▶ [Assignment]: Lines in the entries below where the word "title" shows up should each be copied.

▶ [Provided data]:
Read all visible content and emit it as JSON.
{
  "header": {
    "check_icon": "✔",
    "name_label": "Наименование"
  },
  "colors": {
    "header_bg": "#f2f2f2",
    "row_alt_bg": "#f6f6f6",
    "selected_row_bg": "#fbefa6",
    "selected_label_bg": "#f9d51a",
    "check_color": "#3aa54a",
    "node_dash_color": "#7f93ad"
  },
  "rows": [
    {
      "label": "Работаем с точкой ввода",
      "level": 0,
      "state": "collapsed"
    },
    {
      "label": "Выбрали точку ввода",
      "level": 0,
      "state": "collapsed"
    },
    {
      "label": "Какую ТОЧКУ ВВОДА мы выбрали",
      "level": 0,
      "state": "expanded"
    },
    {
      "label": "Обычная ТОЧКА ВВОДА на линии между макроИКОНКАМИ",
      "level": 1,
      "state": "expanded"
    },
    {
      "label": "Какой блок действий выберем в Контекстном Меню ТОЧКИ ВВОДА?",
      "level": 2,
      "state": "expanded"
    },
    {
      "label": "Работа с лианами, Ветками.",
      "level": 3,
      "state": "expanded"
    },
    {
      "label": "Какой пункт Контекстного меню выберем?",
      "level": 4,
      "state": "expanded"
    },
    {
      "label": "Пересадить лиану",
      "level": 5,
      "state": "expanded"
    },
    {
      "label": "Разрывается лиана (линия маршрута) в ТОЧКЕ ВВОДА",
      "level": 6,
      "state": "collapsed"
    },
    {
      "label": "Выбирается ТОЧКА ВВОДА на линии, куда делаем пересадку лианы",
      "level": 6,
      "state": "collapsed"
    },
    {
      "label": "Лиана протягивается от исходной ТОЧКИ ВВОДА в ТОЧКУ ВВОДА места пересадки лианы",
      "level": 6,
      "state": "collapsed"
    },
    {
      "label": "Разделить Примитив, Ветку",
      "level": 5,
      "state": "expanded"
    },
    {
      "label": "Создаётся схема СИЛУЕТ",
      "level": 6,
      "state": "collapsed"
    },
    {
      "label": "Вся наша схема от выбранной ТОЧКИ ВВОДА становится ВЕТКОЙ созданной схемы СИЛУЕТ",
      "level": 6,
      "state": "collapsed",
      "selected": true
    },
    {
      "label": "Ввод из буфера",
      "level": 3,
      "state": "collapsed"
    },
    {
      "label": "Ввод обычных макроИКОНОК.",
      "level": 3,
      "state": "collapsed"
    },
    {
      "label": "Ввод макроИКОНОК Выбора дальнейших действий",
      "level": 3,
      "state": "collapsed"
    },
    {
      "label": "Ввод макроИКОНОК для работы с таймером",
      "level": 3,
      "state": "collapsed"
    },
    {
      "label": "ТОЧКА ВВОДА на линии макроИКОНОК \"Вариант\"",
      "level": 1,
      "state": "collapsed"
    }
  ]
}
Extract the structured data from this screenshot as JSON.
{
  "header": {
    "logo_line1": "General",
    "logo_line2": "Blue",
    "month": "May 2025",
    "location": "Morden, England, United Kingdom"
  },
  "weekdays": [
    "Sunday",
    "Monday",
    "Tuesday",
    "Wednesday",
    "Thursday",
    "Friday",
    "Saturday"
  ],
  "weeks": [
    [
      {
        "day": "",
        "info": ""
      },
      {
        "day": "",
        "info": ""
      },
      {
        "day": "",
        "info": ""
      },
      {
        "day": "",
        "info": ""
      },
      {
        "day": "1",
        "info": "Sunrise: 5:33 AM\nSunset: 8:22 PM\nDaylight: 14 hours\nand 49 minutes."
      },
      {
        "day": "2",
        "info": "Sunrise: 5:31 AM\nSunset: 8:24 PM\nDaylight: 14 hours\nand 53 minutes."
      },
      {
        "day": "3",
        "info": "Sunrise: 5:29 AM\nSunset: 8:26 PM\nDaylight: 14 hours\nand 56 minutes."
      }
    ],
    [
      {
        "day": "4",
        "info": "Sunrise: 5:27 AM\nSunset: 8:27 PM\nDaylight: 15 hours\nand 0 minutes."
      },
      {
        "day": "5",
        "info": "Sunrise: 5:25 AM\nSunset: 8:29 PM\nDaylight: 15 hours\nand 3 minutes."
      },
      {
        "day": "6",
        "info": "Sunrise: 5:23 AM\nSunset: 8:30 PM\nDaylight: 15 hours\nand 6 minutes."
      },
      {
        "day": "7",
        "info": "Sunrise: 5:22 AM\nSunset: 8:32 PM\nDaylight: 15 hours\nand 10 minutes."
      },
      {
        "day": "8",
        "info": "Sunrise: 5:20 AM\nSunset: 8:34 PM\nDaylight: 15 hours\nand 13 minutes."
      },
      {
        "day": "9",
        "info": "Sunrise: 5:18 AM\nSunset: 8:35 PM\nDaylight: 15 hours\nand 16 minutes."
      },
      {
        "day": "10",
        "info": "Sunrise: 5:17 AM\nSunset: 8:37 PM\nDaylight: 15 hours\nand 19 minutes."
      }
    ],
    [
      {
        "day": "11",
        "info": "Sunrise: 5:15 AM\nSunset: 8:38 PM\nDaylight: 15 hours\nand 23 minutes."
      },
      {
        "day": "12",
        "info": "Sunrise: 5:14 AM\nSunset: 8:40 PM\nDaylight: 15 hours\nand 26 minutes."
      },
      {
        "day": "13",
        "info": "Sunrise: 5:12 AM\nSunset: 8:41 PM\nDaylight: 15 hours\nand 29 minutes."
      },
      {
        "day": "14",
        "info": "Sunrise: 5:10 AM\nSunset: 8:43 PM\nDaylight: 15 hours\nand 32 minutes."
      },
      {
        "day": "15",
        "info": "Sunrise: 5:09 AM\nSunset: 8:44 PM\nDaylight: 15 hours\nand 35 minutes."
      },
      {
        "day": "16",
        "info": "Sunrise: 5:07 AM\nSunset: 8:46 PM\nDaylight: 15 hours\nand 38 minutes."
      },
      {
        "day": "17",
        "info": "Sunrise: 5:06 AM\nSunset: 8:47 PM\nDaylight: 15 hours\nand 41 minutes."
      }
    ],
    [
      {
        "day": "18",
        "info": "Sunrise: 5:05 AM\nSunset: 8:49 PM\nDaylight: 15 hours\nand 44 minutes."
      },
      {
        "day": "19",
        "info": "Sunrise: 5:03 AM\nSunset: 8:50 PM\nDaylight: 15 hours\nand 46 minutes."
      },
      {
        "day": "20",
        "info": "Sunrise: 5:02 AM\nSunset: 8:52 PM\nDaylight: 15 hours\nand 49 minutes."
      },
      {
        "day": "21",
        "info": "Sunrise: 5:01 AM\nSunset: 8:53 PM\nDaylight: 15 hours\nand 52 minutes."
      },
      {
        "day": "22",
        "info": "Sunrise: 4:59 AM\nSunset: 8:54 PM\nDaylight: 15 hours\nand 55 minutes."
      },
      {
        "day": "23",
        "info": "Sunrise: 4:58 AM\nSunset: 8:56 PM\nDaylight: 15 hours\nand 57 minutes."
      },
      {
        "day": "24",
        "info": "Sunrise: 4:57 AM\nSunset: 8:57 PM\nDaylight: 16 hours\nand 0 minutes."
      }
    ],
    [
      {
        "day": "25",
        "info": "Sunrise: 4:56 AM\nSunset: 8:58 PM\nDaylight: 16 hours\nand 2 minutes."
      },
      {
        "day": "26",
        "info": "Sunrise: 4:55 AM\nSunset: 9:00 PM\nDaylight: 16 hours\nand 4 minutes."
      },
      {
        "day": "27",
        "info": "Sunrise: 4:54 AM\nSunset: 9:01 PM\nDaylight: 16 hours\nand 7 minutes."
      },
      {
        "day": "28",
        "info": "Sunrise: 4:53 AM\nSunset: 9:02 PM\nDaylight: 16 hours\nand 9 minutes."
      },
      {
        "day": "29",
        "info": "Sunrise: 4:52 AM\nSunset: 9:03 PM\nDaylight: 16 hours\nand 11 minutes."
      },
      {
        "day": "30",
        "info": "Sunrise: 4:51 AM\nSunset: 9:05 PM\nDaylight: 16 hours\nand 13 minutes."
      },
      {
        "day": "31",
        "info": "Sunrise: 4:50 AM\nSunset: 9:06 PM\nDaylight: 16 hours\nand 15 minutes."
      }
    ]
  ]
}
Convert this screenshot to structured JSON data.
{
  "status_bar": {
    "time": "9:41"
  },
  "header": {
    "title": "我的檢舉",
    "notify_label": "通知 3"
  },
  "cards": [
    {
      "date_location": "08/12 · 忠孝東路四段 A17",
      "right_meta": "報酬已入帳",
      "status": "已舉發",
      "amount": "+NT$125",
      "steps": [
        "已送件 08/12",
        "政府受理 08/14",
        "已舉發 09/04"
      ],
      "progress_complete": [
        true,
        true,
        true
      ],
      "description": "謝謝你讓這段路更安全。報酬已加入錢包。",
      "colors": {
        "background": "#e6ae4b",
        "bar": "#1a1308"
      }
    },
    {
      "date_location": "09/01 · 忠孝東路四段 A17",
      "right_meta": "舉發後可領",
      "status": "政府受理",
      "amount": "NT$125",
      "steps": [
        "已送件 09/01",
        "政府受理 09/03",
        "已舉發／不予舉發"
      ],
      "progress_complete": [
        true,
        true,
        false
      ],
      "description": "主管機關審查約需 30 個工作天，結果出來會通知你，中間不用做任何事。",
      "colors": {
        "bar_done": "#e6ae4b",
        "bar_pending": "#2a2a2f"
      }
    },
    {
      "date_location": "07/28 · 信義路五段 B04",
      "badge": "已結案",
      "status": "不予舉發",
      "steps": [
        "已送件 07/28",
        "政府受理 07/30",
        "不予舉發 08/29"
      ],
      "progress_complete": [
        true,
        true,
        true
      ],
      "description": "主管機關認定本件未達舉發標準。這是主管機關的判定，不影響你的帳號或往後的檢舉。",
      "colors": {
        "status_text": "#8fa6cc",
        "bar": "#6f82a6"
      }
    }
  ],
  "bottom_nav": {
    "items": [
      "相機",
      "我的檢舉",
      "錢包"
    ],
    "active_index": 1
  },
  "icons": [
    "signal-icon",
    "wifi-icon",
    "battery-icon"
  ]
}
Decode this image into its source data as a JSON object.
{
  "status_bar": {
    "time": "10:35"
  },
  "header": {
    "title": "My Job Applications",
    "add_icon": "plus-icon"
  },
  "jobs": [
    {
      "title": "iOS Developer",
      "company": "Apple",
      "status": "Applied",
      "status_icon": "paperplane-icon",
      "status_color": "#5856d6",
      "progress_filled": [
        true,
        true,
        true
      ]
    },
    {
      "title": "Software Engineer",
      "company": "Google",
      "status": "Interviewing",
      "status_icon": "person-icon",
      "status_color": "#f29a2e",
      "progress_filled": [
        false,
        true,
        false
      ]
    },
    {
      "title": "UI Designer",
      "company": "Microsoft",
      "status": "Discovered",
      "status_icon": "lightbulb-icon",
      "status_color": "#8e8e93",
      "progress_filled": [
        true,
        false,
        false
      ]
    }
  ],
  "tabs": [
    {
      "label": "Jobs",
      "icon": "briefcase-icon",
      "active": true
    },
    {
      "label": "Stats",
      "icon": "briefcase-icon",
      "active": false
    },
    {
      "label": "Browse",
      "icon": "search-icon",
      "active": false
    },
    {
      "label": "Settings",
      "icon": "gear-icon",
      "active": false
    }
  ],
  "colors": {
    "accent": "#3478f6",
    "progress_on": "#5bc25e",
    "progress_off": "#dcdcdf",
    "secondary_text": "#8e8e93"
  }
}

▶ [Solution to the problem]:
    "title": "我的檢舉",
    "title": "My Job Applications",
      "title": "iOS Developer",
      "title": "Software Engineer",
      "title": "UI Designer",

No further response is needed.